- Work required
For this exercise, retype each line of the material below verbatim and omit any picture.
-=-=-
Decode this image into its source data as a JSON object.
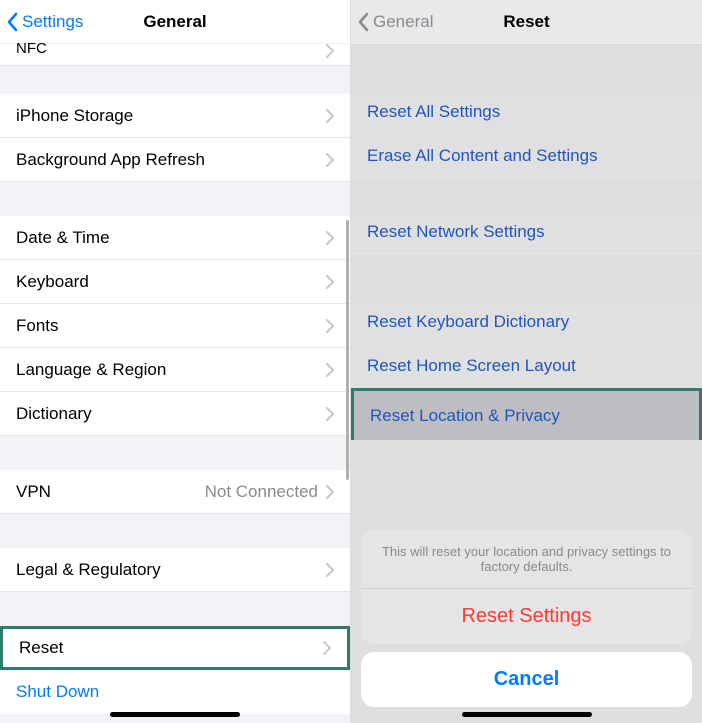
{
  "left": {
    "back_label": "Settings",
    "title": "General",
    "nfc": "NFC",
    "iphone_storage": "iPhone Storage",
    "background_refresh": "Background App Refresh",
    "date_time": "Date & Time",
    "keyboard": "Keyboard",
    "fonts": "Fonts",
    "language_region": "Language & Region",
    "dictionary": "Dictionary",
    "vpn": "VPN",
    "vpn_status": "Not Connected",
    "legal": "Legal & Regulatory",
    "reset": "Reset",
    "shut_down": "Shut Down"
  },
  "right": {
    "back_label": "General",
    "title": "Reset",
    "reset_all": "Reset All Settings",
    "erase_all": "Erase All Content and Settings",
    "reset_network": "Reset Network Settings",
    "reset_keyboard": "Reset Keyboard Dictionary",
    "reset_home": "Reset Home Screen Layout",
    "reset_location": "Reset Location & Privacy",
    "sheet_msg": "This will reset your location and privacy settings to factory defaults.",
    "sheet_action": "Reset Settings",
    "sheet_cancel": "Cancel"
  }
}
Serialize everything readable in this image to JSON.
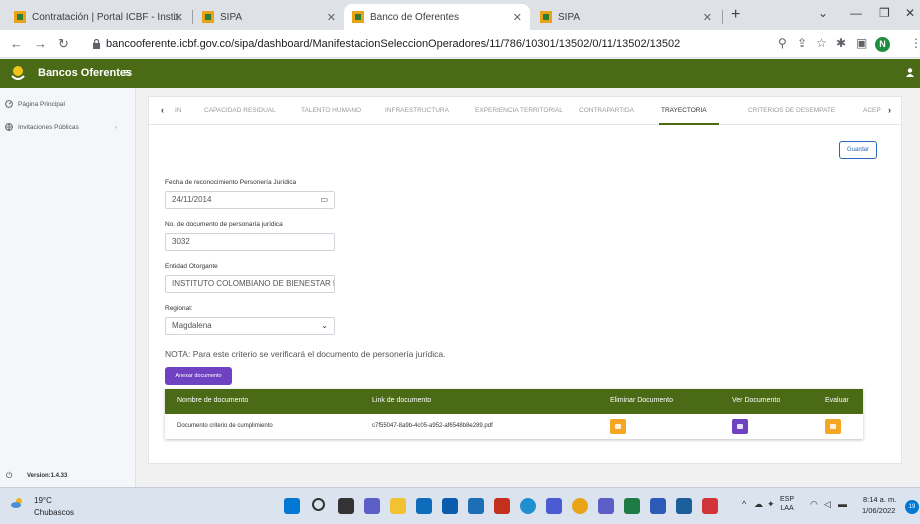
{
  "browser": {
    "tabs": [
      {
        "title": "Contratación | Portal ICBF - Instit",
        "active": false
      },
      {
        "title": "SIPA",
        "active": false
      },
      {
        "title": "Banco de Oferentes",
        "active": true
      },
      {
        "title": "SIPA",
        "active": false
      }
    ],
    "url": "bancooferente.icbf.gov.co/sipa/dashboard/ManifestacionSeleccionOperadores/11/786/10301/13502/0/11/13502/13502",
    "profile_initial": "N"
  },
  "app": {
    "brand": "Bancos Oferentes",
    "header_color": "#4b6a16"
  },
  "sidebar": {
    "items": [
      {
        "label": "Página Principal"
      },
      {
        "label": "Invitaciones Públicas"
      }
    ],
    "version": "Version:1.4.33"
  },
  "form_tabs": {
    "prev": "‹",
    "next": "›",
    "items": [
      "IN",
      "CAPACIDAD RESIDUAL",
      "TALENTO HUMANO",
      "INFRAESTRUCTURA",
      "EXPERIENCIA TERRITORIAL",
      "CONTRAPARTIDA",
      "TRAYECTORIA",
      "CRITERIOS DE DESEMPATE",
      "ACEP"
    ],
    "active": "TRAYECTORIA"
  },
  "form": {
    "save_label": "Guardar",
    "fecha": {
      "label": "Fecha de reconocimiento Personería Jurídica",
      "value": "24/11/2014"
    },
    "documento": {
      "label": "No. de documento de personaría jurídica",
      "value": "3032"
    },
    "entidad": {
      "label": "Entidad Otorgante",
      "value": "INSTITUTO COLOMBIANO DE BIENESTAR F"
    },
    "regional": {
      "label": "Regional:",
      "value": "Magdalena"
    },
    "nota": "NOTA: Para este criterio se verificará el documento de personería jurídica.",
    "anexar_label": "Anexar documento"
  },
  "docs_table": {
    "headers": [
      "Nombre de documento",
      "Link de documento",
      "Eliminar Documento",
      "Ver Documento",
      "Evaluar"
    ],
    "rows": [
      {
        "nombre": "Documento criterio de cumplimiento",
        "link": "c7f55047-8a9b-4c05-a952-af6548b8e289.pdf"
      }
    ],
    "action_colors": {
      "eliminar": "#f5a623",
      "ver": "#6f42c1",
      "evaluar": "#f5a623"
    }
  },
  "taskbar": {
    "temp": "19°C",
    "weather": "Chubascos",
    "lang_top": "ESP",
    "lang_bottom": "LAA",
    "time": "8:14 a. m.",
    "date": "1/06/2022",
    "notifications": "19"
  }
}
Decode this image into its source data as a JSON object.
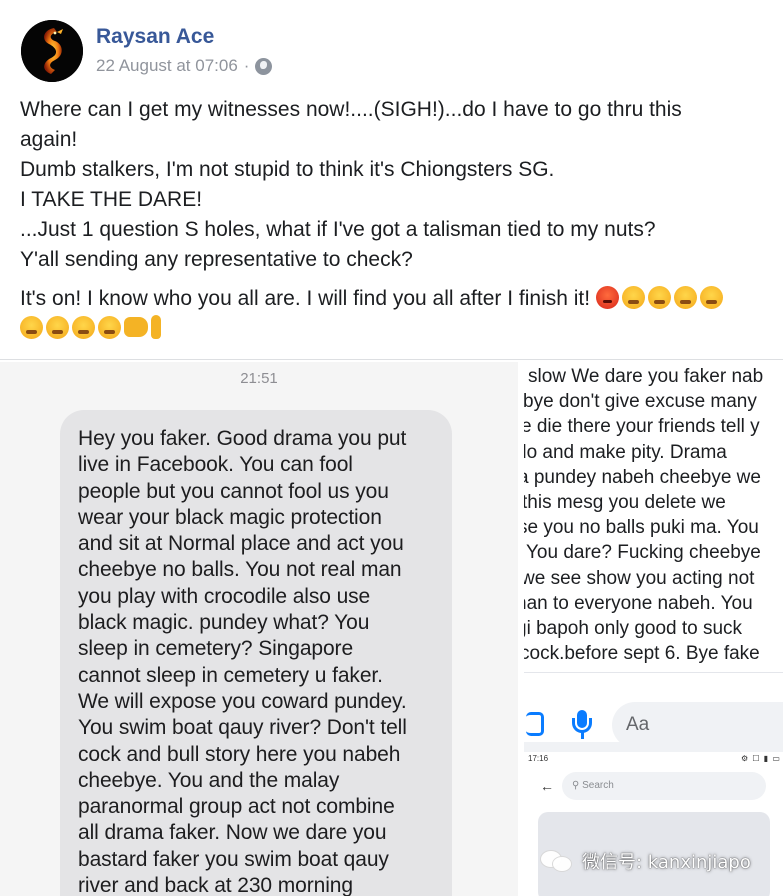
{
  "post": {
    "author": "Raysan Ace",
    "timestamp": "22 August at 07:06",
    "meta_separator": "·",
    "audience_icon": "globe-icon",
    "lines": [
      "Where can I get my witnesses now!....(SIGH!)...do I have to go thru this",
      "again!",
      "Dumb stalkers, I'm not stupid to think it's Chiongsters SG.",
      "I TAKE THE DARE!",
      "...Just 1 question S holes, what if I've got a talisman tied to my nuts?",
      "Y'all sending any representative to check?"
    ],
    "closing_line": "It's on! I know who you all are. I will find you all after I finish it!",
    "emojis_line1": [
      "angry-face",
      "face-with-steam",
      "face-with-steam",
      "face-with-steam",
      "face-with-steam"
    ],
    "emojis_line2": [
      "face-with-steam",
      "face-with-steam",
      "face-with-steam",
      "face-with-steam",
      "fist",
      "middle-finger"
    ]
  },
  "left_screenshot": {
    "time": "21:51",
    "message_lines": [
      "Hey you faker. Good drama you put",
      "live in Facebook. You can fool",
      "people but you cannot fool us you",
      "wear your black magic protection",
      "and sit at Normal place and act you",
      "cheebye no balls. You not real man",
      "you play with crocodile also use",
      "black magic. pundey what? You",
      "sleep in cemetery? Singapore",
      "cannot sleep in cemetery u faker.",
      "We will expose you coward pundey.",
      "You swim boat qauy river? Don't tell",
      "cock and bull story here you nabeh",
      "cheebye. You and the malay",
      "paranormal group act not combine",
      "all drama faker. Now we dare you",
      "bastard faker you swim boat qauy",
      "river and back at 230 morning"
    ]
  },
  "right_screenshot": {
    "message_lines": [
      "slow We dare you faker nab",
      "bye don't give excuse many",
      "e die there your friends tell y",
      "do and make pity. Drama",
      "a pundey nabeh cheebye we",
      "this mesg you delete we",
      "se you no balls puki ma. You",
      "You dare? Fucking cheebye",
      "we see show you acting not",
      "nan to everyone nabeh. You",
      "gi bapoh only good to suck",
      "cock.before sept 6. Bye fake"
    ],
    "composer_placeholder": "Aa",
    "mini_time": "17:16",
    "mini_status_icons": "⚙ ☐ ▮ ▭",
    "mini_back": "←",
    "mini_search_placeholder": "Search",
    "accent_color": "#0a7cff"
  },
  "watermark": {
    "text": "微信号: kanxinjiapo"
  }
}
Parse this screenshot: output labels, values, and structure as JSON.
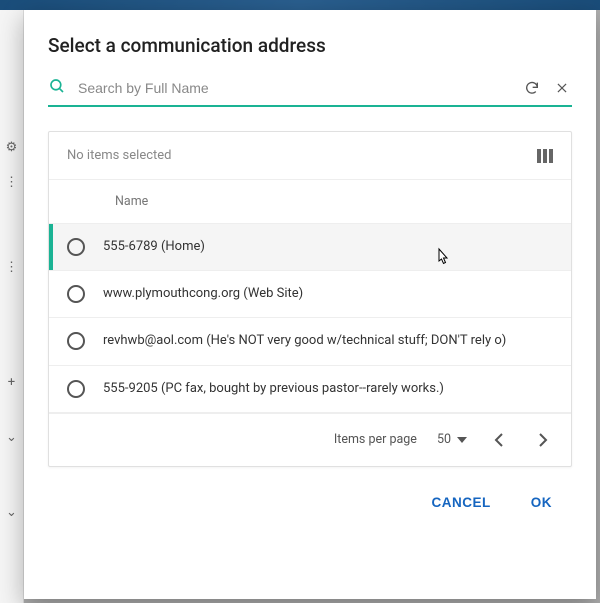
{
  "dialog": {
    "title": "Select a communication address"
  },
  "search": {
    "placeholder": "Search by Full Name",
    "value": ""
  },
  "table": {
    "selection_text": "No items selected",
    "column_header": "Name",
    "rows": [
      {
        "text": "555-6789 (Home)",
        "selected": true
      },
      {
        "text": "www.plymouthcong.org (Web Site)",
        "selected": false
      },
      {
        "text": "revhwb@aol.com (He's NOT very good w/technical stuff; DON'T rely o)",
        "selected": false
      },
      {
        "text": "555-9205 (PC fax, bought by previous pastor--rarely works.)",
        "selected": false
      }
    ]
  },
  "pager": {
    "label": "Items per page",
    "value": "50"
  },
  "actions": {
    "cancel": "CANCEL",
    "ok": "OK"
  }
}
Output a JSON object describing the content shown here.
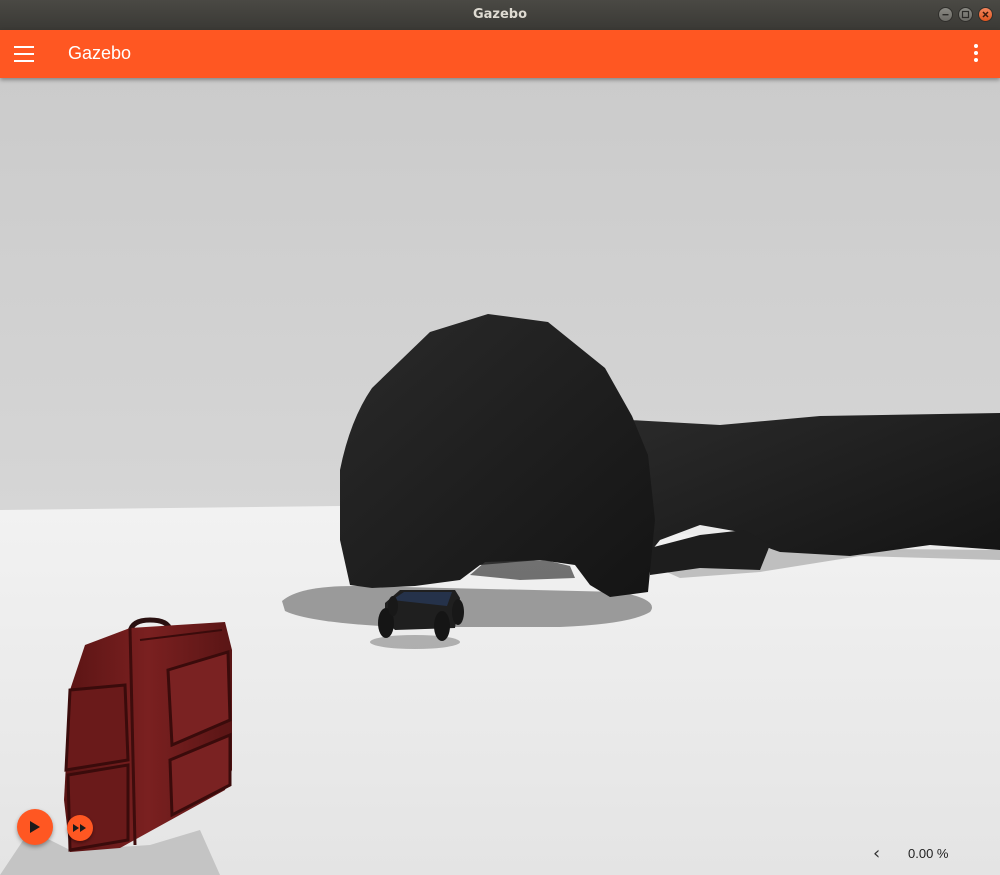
{
  "window": {
    "title": "Gazebo"
  },
  "appbar": {
    "title": "Gazebo"
  },
  "controls": {
    "play_icon": "play-icon",
    "step_icon": "fast-forward-icon",
    "rtf_toggle": "‹",
    "real_time_factor": "0.00 %"
  },
  "colors": {
    "accent": "#ff5722",
    "titlebar": "#3c3b37",
    "sky": "#cfcfcf",
    "ground": "#ececec"
  }
}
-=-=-
- Exercise response
Decode this image into its source data as a JSON object.
{
  "left": {
    "back_label": "Settings",
    "title": "General",
    "nfc": "NFC",
    "iphone_storage": "iPhone Storage",
    "background_refresh": "Background App Refresh",
    "date_time": "Date & Time",
    "keyboard": "Keyboard",
    "fonts": "Fonts",
    "language_region": "Language & Region",
    "dictionary": "Dictionary",
    "vpn": "VPN",
    "vpn_status": "Not Connected",
    "legal": "Legal & Regulatory",
    "reset": "Reset",
    "shut_down": "Shut Down"
  },
  "right": {
    "back_label": "General",
    "title": "Reset",
    "reset_all": "Reset All Settings",
    "erase_all": "Erase All Content and Settings",
    "reset_network": "Reset Network Settings",
    "reset_keyboard": "Reset Keyboard Dictionary",
    "reset_home": "Reset Home Screen Layout",
    "reset_location": "Reset Location & Privacy",
    "sheet_msg": "This will reset your location and privacy settings to factory defaults.",
    "sheet_action": "Reset Settings",
    "sheet_cancel": "Cancel"
  }
}
Serialize everything readable in this image to JSON.
{
  "browser": {
    "tabs": [
      {
        "title": "Contratación | Portal ICBF - Instit",
        "active": false
      },
      {
        "title": "SIPA",
        "active": false
      },
      {
        "title": "Banco de Oferentes",
        "active": true
      },
      {
        "title": "SIPA",
        "active": false
      }
    ],
    "url": "bancooferente.icbf.gov.co/sipa/dashboard/ManifestacionSeleccionOperadores/11/786/10301/13502/0/11/13502/13502",
    "profile_initial": "N"
  },
  "app": {
    "brand": "Bancos Oferentes",
    "header_color": "#4b6a16"
  },
  "sidebar": {
    "items": [
      {
        "label": "Página Principal"
      },
      {
        "label": "Invitaciones Públicas"
      }
    ],
    "version": "Version:1.4.33"
  },
  "form_tabs": {
    "prev": "‹",
    "next": "›",
    "items": [
      "IN",
      "CAPACIDAD RESIDUAL",
      "TALENTO HUMANO",
      "INFRAESTRUCTURA",
      "EXPERIENCIA TERRITORIAL",
      "CONTRAPARTIDA",
      "TRAYECTORIA",
      "CRITERIOS DE DESEMPATE",
      "ACEP"
    ],
    "active": "TRAYECTORIA"
  },
  "form": {
    "save_label": "Guardar",
    "fecha": {
      "label": "Fecha de reconocimiento Personería Jurídica",
      "value": "24/11/2014"
    },
    "documento": {
      "label": "No. de documento de personaría jurídica",
      "value": "3032"
    },
    "entidad": {
      "label": "Entidad Otorgante",
      "value": "INSTITUTO COLOMBIANO DE BIENESTAR F"
    },
    "regional": {
      "label": "Regional:",
      "value": "Magdalena"
    },
    "nota": "NOTA: Para este criterio se verificará el documento de personería jurídica.",
    "anexar_label": "Anexar documento"
  },
  "docs_table": {
    "headers": [
      "Nombre de documento",
      "Link de documento",
      "Eliminar Documento",
      "Ver Documento",
      "Evaluar"
    ],
    "rows": [
      {
        "nombre": "Documento criterio de cumplimiento",
        "link": "c7f55047-8a9b-4c05-a952-af6548b8e289.pdf"
      }
    ],
    "action_colors": {
      "eliminar": "#f5a623",
      "ver": "#6f42c1",
      "evaluar": "#f5a623"
    }
  },
  "taskbar": {
    "temp": "19°C",
    "weather": "Chubascos",
    "lang_top": "ESP",
    "lang_bottom": "LAA",
    "time": "8:14 a. m.",
    "date": "1/06/2022",
    "notifications": "19"
  }
}
Decode this image into its source data as a JSON object.
{
  "post": {
    "author": "Raysan Ace",
    "timestamp": "22 August at 07:06",
    "meta_separator": "·",
    "audience_icon": "globe-icon",
    "lines": [
      "Where can I get my witnesses now!....(SIGH!)...do I have to go thru this",
      "again!",
      "Dumb stalkers, I'm not stupid to think it's Chiongsters SG.",
      "I TAKE THE DARE!",
      "...Just 1 question S holes, what if I've got a talisman tied to my nuts?",
      "Y'all sending any representative to check?"
    ],
    "closing_line": "It's on! I know who you all are. I will find you all after I finish it!",
    "emojis_line1": [
      "angry-face",
      "face-with-steam",
      "face-with-steam",
      "face-with-steam",
      "face-with-steam"
    ],
    "emojis_line2": [
      "face-with-steam",
      "face-with-steam",
      "face-with-steam",
      "face-with-steam",
      "fist",
      "middle-finger"
    ]
  },
  "left_screenshot": {
    "time": "21:51",
    "message_lines": [
      "Hey you faker. Good drama you put",
      "live in Facebook. You can fool",
      "people but you cannot fool us you",
      "wear your black magic protection",
      "and sit at Normal place and act you",
      "cheebye no balls. You not real man",
      "you play with crocodile also use",
      "black magic. pundey what? You",
      "sleep in cemetery? Singapore",
      "cannot sleep in cemetery u faker.",
      "We will expose you coward pundey.",
      "You swim boat qauy river? Don't tell",
      "cock and bull story here you nabeh",
      "cheebye. You and the malay",
      "paranormal group act not combine",
      "all drama faker. Now we dare you",
      "bastard faker you swim boat qauy",
      "river and back at 230 morning"
    ]
  },
  "right_screenshot": {
    "message_lines": [
      "slow We dare you faker nab",
      "bye don't give excuse many",
      "e die there your friends tell y",
      "do and make pity. Drama",
      "a pundey nabeh cheebye we",
      "this mesg you delete we",
      "se you no balls puki ma. You",
      "You dare? Fucking cheebye",
      "we see show you acting not",
      "nan to everyone nabeh. You",
      "gi bapoh only good to suck",
      "cock.before sept 6. Bye fake"
    ],
    "composer_placeholder": "Aa",
    "mini_time": "17:16",
    "mini_status_icons": "⚙ ☐ ▮ ▭",
    "mini_back": "←",
    "mini_search_placeholder": "Search",
    "accent_color": "#0a7cff"
  },
  "watermark": {
    "text": "微信号: kanxinjiapo"
  }
}
Parse this screenshot: output labels, values, and structure as JSON.
{
  "dialog": {
    "title": "Select a communication address"
  },
  "search": {
    "placeholder": "Search by Full Name",
    "value": ""
  },
  "table": {
    "selection_text": "No items selected",
    "column_header": "Name",
    "rows": [
      {
        "text": "555-6789 (Home)",
        "selected": true
      },
      {
        "text": "www.plymouthcong.org (Web Site)",
        "selected": false
      },
      {
        "text": "revhwb@aol.com (He's NOT very good w/technical stuff; DON'T rely o)",
        "selected": false
      },
      {
        "text": "555-9205 (PC fax, bought by previous pastor--rarely works.)",
        "selected": false
      }
    ]
  },
  "pager": {
    "label": "Items per page",
    "value": "50"
  },
  "actions": {
    "cancel": "CANCEL",
    "ok": "OK"
  }
}
Output a JSON object describing the content shown here.
{
  "window": {
    "title": "Gazebo"
  },
  "appbar": {
    "title": "Gazebo"
  },
  "controls": {
    "play_icon": "play-icon",
    "step_icon": "fast-forward-icon",
    "rtf_toggle": "‹",
    "real_time_factor": "0.00 %"
  },
  "colors": {
    "accent": "#ff5722",
    "titlebar": "#3c3b37",
    "sky": "#cfcfcf",
    "ground": "#ececec"
  }
}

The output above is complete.